VTM2B_HUMAN

30.3

50

7.88

7.9

69

35

41EGDDIEMPCAFR52 (26)

32 protein spots, intensity of which changed to ±1.2-fold or more after addition of memantine, were selected for protein identification. Proteins of 7 out of the 32 spots were identified.

*Oxidation of methionine.

MW, molecular weights.

Figure 1. Effects of memantine on the viability and growth of GIMEN cells. A. Expression of NMDA receptor subunits in GIMEN cells was examined by RT-PCR. 18S ribosomal RNA was used as a template as positive control. Distilled water was similarly used as negative control (NC). M, DNA size marker.  B. The viability of GIMEN cells cultured for 48 hours in the presence or absence of 1-100 mM memantine. Relative values of the viability to that in the absence of memantine are shown.

C. The growth of GIMEN cells cultured for 48 hours in the presence or absence of 1-100 mM memantine. Relative values of the growth to that in the absence of memantine are shown. All the experiments were performed in triplicates. Error bars, standard deviations. *p<0.05, **p<0.01.

Figure 2. Protein profile of GIMEN cells treated with memantine. A, B. Proteins extracted from 10 mM memantine-treated GIMEN cells (A) and non-treated GIMEN cells (B) were separated by 2D-DIGE. Each analysis was performed in triplicates. Representative 2D-DIGE results are shown. C. Proteins in 7 out of the 32 protein spots, intensity of which were changed ±1.2-fold or more, were identified ( 2). A square and circles show 1 and 6 spots, intensity of which was increased and decreased by the treatment with memantine, respectively.

Figure 3. Comparisons of spot intensity of the identified proteins between the memantine-treated and non-treated conditions. Representative results of the identified 7 protein spots and intensity difference of those spots between the memantine-treated and non-treated (control) GIMEN cells are shown.

Error bars, standard deviations. *p<0.05.
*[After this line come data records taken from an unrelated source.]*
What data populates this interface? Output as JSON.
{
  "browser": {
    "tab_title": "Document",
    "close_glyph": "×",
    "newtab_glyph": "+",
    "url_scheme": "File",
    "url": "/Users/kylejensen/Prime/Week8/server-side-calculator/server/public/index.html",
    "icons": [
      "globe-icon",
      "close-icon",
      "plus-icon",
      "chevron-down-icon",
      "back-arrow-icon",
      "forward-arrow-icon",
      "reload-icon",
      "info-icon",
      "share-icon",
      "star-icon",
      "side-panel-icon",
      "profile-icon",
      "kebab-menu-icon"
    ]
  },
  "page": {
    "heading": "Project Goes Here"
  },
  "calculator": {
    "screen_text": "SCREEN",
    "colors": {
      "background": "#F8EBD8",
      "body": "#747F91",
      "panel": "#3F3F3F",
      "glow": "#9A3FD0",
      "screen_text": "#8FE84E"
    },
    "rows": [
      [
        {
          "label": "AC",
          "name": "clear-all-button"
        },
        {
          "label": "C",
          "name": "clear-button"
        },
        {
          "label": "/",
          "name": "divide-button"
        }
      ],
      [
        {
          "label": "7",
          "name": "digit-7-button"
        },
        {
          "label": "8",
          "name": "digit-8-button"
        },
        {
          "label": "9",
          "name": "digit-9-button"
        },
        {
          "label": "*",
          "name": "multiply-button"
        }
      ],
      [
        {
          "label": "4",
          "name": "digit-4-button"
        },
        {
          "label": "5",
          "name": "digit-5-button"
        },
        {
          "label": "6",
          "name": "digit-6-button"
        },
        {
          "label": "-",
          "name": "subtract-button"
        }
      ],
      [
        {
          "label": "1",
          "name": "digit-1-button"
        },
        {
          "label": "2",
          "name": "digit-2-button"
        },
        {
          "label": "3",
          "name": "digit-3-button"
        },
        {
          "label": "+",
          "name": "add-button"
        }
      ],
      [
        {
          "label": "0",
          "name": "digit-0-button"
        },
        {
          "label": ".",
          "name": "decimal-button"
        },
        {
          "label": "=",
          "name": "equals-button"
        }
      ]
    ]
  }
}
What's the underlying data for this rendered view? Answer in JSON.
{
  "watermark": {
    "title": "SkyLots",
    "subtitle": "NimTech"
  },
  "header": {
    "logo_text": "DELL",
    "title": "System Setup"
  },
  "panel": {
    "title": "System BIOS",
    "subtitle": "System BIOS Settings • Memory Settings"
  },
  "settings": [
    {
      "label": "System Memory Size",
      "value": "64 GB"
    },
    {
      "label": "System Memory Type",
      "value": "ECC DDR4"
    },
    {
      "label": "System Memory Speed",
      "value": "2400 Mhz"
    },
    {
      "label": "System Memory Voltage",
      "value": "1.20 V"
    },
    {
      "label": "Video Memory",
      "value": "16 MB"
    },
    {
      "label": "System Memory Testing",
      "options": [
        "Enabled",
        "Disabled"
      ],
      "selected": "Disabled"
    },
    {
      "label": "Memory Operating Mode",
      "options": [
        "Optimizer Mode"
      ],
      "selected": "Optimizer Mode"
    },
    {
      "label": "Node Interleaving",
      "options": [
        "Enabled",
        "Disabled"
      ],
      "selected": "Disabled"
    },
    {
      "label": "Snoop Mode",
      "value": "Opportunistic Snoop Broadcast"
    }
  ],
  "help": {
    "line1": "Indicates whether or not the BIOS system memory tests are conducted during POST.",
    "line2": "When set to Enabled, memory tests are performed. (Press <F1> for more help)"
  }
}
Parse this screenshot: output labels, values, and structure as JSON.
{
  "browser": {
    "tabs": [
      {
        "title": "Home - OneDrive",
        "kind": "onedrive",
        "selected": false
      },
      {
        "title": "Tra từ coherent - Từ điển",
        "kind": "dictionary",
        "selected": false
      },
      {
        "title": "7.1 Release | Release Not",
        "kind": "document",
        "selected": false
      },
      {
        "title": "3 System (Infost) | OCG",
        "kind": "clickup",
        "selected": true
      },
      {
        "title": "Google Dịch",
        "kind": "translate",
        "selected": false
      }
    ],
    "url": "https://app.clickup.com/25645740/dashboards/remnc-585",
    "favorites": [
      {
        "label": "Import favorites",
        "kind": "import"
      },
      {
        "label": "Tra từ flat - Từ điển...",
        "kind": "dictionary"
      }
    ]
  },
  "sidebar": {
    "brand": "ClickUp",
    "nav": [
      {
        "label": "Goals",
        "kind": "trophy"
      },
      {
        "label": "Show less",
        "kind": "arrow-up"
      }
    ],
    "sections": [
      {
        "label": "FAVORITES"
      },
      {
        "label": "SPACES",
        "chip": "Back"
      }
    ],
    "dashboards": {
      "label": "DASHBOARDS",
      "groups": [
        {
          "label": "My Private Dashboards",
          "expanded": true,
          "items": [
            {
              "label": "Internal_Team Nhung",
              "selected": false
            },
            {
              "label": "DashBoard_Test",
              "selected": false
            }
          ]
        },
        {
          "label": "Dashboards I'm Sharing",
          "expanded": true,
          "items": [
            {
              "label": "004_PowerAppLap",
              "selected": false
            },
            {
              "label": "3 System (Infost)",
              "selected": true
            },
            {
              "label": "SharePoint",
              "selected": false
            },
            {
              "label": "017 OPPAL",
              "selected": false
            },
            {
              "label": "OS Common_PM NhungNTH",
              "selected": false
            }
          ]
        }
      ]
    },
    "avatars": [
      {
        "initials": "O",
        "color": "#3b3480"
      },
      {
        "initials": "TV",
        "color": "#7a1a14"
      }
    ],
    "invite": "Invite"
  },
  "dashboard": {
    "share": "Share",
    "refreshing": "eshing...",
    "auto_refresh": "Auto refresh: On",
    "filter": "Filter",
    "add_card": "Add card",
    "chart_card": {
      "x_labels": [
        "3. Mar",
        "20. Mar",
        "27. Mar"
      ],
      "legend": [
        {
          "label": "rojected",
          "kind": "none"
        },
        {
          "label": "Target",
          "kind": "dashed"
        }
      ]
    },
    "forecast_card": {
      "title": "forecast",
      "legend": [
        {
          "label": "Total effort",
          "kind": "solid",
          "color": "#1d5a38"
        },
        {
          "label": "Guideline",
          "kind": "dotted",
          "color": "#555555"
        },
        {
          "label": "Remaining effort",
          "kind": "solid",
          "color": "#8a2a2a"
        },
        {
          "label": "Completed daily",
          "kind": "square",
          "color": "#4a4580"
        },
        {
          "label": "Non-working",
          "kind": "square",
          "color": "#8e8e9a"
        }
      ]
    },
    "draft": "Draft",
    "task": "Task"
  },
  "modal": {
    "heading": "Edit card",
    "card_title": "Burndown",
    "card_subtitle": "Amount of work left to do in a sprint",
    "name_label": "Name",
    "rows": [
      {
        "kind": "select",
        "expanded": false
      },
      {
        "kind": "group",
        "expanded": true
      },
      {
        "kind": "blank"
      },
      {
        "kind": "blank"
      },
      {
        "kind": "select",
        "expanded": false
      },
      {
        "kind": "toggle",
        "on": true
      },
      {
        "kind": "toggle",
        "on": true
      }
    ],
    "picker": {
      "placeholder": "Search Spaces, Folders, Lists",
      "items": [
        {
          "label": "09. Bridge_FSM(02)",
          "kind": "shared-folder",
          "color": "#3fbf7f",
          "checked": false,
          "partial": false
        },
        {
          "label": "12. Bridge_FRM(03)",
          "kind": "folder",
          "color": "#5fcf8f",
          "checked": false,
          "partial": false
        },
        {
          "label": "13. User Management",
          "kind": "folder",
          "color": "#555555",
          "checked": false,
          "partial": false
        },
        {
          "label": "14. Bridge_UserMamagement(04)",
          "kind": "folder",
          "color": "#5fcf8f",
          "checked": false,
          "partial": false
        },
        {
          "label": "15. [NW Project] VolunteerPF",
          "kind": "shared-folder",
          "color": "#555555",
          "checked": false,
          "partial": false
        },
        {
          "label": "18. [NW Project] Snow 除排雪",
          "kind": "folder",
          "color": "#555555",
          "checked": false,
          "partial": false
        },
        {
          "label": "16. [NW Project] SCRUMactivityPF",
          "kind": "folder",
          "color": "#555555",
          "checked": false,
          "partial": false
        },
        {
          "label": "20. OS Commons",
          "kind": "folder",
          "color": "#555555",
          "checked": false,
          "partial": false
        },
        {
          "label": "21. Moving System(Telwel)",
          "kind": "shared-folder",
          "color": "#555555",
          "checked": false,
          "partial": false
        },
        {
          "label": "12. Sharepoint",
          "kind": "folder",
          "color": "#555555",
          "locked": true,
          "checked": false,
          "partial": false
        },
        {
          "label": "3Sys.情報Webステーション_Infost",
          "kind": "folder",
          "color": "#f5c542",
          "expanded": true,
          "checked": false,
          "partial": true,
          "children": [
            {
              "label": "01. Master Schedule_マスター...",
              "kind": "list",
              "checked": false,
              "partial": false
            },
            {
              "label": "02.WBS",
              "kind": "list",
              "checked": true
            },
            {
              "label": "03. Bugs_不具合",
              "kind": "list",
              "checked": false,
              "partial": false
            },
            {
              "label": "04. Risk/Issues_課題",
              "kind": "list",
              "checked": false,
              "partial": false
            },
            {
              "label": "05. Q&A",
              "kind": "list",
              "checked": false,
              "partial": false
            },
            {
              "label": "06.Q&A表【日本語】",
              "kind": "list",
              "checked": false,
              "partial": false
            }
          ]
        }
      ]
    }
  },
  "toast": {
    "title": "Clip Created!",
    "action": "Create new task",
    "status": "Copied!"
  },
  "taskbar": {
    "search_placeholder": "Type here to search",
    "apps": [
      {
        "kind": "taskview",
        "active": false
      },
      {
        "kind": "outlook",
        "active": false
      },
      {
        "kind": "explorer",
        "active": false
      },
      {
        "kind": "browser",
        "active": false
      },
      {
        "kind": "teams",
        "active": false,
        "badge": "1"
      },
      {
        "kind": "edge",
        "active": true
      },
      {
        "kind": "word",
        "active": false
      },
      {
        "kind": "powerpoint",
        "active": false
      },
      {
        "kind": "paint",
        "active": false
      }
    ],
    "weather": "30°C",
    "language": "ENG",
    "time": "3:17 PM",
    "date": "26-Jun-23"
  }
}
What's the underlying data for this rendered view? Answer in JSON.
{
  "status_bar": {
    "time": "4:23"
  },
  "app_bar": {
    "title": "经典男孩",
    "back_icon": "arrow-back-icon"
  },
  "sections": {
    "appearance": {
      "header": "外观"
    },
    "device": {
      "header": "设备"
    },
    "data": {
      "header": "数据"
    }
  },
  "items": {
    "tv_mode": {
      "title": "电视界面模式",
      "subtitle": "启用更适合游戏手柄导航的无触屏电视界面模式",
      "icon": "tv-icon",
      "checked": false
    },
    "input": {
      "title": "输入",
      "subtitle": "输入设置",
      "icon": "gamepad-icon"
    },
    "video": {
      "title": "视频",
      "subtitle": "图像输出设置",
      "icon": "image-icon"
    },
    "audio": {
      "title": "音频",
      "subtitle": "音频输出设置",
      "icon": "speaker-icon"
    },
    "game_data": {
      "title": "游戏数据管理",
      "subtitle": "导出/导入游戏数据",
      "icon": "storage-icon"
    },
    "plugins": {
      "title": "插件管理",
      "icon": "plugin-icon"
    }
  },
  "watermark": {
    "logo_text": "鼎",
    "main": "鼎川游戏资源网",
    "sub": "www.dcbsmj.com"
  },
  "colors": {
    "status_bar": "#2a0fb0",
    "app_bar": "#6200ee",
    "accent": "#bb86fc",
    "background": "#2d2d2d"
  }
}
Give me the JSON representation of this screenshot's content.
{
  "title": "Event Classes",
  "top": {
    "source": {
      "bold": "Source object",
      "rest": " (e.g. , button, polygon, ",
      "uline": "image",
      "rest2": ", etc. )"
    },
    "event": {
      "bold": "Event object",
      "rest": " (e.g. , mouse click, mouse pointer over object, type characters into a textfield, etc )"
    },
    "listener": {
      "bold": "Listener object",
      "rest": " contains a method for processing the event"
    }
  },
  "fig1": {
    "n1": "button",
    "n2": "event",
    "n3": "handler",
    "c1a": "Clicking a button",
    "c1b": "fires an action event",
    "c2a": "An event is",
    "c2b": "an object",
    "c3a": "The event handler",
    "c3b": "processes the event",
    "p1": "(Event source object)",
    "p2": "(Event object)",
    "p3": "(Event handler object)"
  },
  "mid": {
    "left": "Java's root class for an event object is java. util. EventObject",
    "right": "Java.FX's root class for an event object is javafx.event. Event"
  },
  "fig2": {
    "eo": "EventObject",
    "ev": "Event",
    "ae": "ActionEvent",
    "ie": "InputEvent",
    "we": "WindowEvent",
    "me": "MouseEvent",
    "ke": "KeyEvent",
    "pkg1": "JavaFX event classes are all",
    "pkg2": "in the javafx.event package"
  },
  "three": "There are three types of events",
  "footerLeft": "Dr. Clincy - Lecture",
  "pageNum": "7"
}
Figure 4. Effects of memantine on humoral factor secretion from GIMEN cells. A. The secretion of humoral factors from GIMEN cells which cultured with medium-alone (left) or 10 mM memantine (right) was assayed using a humoral factor array, in which 20 different anti-humoral factor antibodies were blotted. PC, positive control; NC, negative control. B. The spot intensity of BDNF and MCP-1, which were detected in the humoral factor array results, are shown. C. Concentration of MCP-1 was measured by ELISA. Error bars, standard deviations.